The Mac-versus-PC debate plays out on the eCommerce floor
There are many who have banked on Mac users as being big spenders, and rightfully so. Certain analytics have shown that Mac users are more likely to book pricier hotel rooms than their PC counterparts. Because of that data, Orbitz, a popular travel site, shows Mac users higher-priced deals. And it all started with the Mac tax, the idea that consumers will pay more for Apple’s technology compared to other brands.
According to a recent Wall Street Journal report, Orbitz and other etailers, when tracking shopper’s habits, discovered the types of computers they use and subsequently, the purchases they would make.
“With the ever increasing power of computers, the availability of cloud computing resources, and the analytic muscle of third-party software, such insight is available at prices that even smaller companies can afford,” Inc.com explained in a recently published article.
Despite the slew of available data, Inc.com discourages companies from practicing differential pricing. If and when consumers find you out, the back peddling involved could essentially cancel out the profits earned.
But if an etailer can’t charge more to consumers who are actually willing to spend more, then what’s the point of paying attention to analytics? Inc.com says that patterns from large numbers of consumers can reveal much more.
“You can get a better handle on how segments of the population actually act, think, and decide,” Inc.com reports. “That lets you design or select products, structure services, and market far more intelligently. But you make a critical mistake when you take the fallacious step of assuming that because most people behave a given way, all people do. They don't.”
The challenge is delving deeper below the surface to discover, for example, that there are indeed Mac users who are looking for a bargain. And although there is sophisticated software to carry out complex analysis, the problem lies in how to link that data to valuable insight.
As it turns out, most companies don’t have an expert to properly analyze the findings. Hiring someone – even in for the short term – to tackle the underlying factors might be worth the extra cost.

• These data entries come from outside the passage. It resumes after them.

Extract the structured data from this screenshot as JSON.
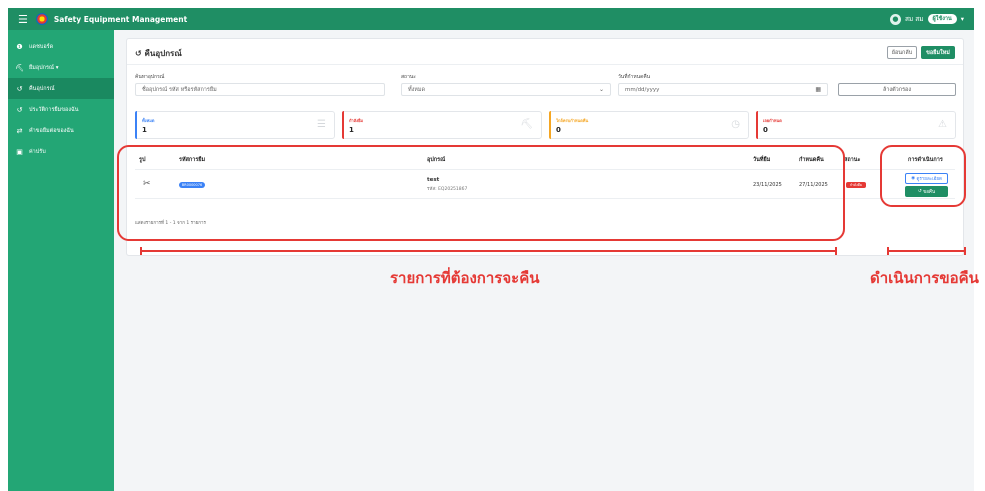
{
  "app": {
    "brand": "Safety Equipment Management",
    "user_name": "สม สม",
    "role_badge": "ผู้ใช้งาน"
  },
  "sidebar": {
    "items": [
      {
        "label": "แดชบอร์ด",
        "icon": "info-icon"
      },
      {
        "label": "ยืมอุปกรณ์ ▾",
        "icon": "shovel-icon"
      },
      {
        "label": "คืนอุปกรณ์",
        "icon": "return-icon"
      },
      {
        "label": "ประวัติการยืมของฉัน",
        "icon": "history-icon"
      },
      {
        "label": "คำขอยืมต่อของฉัน",
        "icon": "swap-icon"
      },
      {
        "label": "ค่าปรับ",
        "icon": "money-icon"
      }
    ]
  },
  "page": {
    "title": "คืนอุปกรณ์",
    "back_button": "ย้อนกลับ",
    "new_button": "ขอยืมใหม่"
  },
  "filters": {
    "search_label": "ค้นหาอุปกรณ์",
    "search_placeholder": "ชื่ออุปกรณ์ รหัส หรือรหัสการยืม",
    "status_label": "สถานะ",
    "status_value": "ทั้งหมด",
    "date_label": "วันที่กำหนดคืน",
    "date_placeholder": "mm/dd/yyyy",
    "clear_button": "ล้างตัวกรอง"
  },
  "stats": [
    {
      "label": "ทั้งหมด",
      "value": "1",
      "color": "#3b82f6",
      "icon": "list-icon"
    },
    {
      "label": "กำลังยืม",
      "value": "1",
      "color": "#e53935",
      "icon": "shovel-icon"
    },
    {
      "label": "ใกล้ครบกำหนดคืน",
      "value": "0",
      "color": "#f5a623",
      "icon": "clock-icon"
    },
    {
      "label": "เลยกำหนด",
      "value": "0",
      "color": "#e53935",
      "icon": "warning-icon"
    }
  ],
  "table": {
    "headers": {
      "image": "รูป",
      "code": "รหัสการยืม",
      "equipment": "อุปกรณ์",
      "borrow_date": "วันที่ยืม",
      "due_date": "กำหนดคืน",
      "status": "สถานะ",
      "actions": "การดำเนินการ"
    },
    "rows": [
      {
        "image_icon": "tools-icon",
        "code": "BR0000076",
        "equipment_name": "test",
        "equipment_code": "รหัส: EQ20251867",
        "borrow_date": "23/11/2025",
        "due_date": "27/11/2025",
        "status": "กำลังยืม",
        "detail_button": "ดูรายละเอียด",
        "return_button": "ขอคืน"
      }
    ],
    "footnote": "แสดงรายการที่ 1 - 1 จาก 1 รายการ"
  },
  "annotations": {
    "left_label": "รายการที่ต้องการจะคืน",
    "right_label": "ดำเนินการขอคืน",
    "color": "#e53935"
  }
}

“Keep these points in mind and you'll find that you can make broad analysis of customers and consumers in general work for your business without accidentally digging a commercial grave for yourself in the process,” Inc.com concludes.